An immediate support is seen at 79.275 yen, a low hit on Oct. 30 right after the Bank of Japan’s easing.
The dollar’s drop came as the 10-year U.S. Treasuries yield dropped seven basis points to as low as 1.68 percent .
On top of Obama’s support for quantitative easing, which Romney and many Republicans are opposed as a dangerous intervention that could stoke inflation, Obama’s tougher stance on financial regulations is viewed as positive for bonds and negative for stocks.
“After the election, the market will likely shift its focus to the fiscal cliff. It’s not clear what Obama can achieve (to reduce the impact of the fiscal cliff),” said Junya Tanase, chief FX strategist at JPMorgan Chase.
About $600 billion in government spending cuts and higher taxes will kick in early next year, unless U.S. lawmakers take steps to mitigate their impact.
While analysts think some sort of a compromise can be reached by the end of the year between the two parties, investors are worried about a repeat of a major showdown last year that led to downgrade of the U.S. credit rating.
The dollar’s index against a basket of major currencies fell 0.3 percent to 80.352, slipping further from Monday’s two-month high of 80.843.
The euro rose 0.4 percent to $1.2862, bouncing back from a two-month low of $1.2763 hit on Tuesday partly on nervousness ahead of a parliamentary vote in Greece on the country’s austerity reforms needed to secure international aid.
Greece’s coalition government hopes to overcome its own divisions to push through the austerity package needed to avert bankruptcy in the parliament on Wednesday.
While Prime Minister Antonis Samaras is expected to narrowly win support for the cocktail of budget cuts, tax hikes and labour reforms, the smallest party in his coalition will oppose the measures, leaving him with a margin of just a handful of votes.
The euro had earlier this week broken below its 200-day moving average, but it has managed to cling around that level, at $1.28267 on Wednesday, in a sign investors’ fear of a major crisis in the euro zone has subsided after the European Central Bank introduced a scheme to buy bonds of crisis-hit countries.
“The market no longer worries about the euro zone’s break-up. The euro is under pressure but that would be a normal currency depreciation due to poor economic performance,” said Nomura’s Ikeda, adding that the euro will move in a rough $1.25-$1.30 range.

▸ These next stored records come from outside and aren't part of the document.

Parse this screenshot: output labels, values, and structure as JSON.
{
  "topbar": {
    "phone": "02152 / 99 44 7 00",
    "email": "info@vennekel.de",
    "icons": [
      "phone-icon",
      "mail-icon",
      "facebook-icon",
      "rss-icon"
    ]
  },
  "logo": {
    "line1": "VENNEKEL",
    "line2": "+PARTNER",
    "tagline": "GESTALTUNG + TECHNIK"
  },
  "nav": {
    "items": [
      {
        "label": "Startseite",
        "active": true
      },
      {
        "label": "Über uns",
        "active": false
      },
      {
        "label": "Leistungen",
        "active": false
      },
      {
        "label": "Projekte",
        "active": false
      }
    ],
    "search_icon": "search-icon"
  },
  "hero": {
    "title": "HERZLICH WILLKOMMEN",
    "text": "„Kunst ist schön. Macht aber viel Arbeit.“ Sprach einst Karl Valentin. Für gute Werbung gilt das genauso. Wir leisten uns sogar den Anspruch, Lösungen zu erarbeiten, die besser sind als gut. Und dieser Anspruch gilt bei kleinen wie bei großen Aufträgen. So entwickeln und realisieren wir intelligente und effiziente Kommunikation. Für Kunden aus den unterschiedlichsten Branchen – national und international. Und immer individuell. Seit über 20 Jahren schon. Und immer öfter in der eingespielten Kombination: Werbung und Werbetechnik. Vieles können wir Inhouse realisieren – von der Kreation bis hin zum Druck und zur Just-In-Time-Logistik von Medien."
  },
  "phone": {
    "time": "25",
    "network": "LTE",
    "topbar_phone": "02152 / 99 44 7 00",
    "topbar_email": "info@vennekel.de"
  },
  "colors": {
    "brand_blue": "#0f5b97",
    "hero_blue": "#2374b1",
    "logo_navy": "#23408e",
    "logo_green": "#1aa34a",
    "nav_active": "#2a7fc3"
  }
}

The Australian dollar also gained 0.2 percent to hit a fresh six-week high of $1.0461, extending its gains made after the Reserve Bank of Australia surprised some market players by not cutting rates on Tuesday.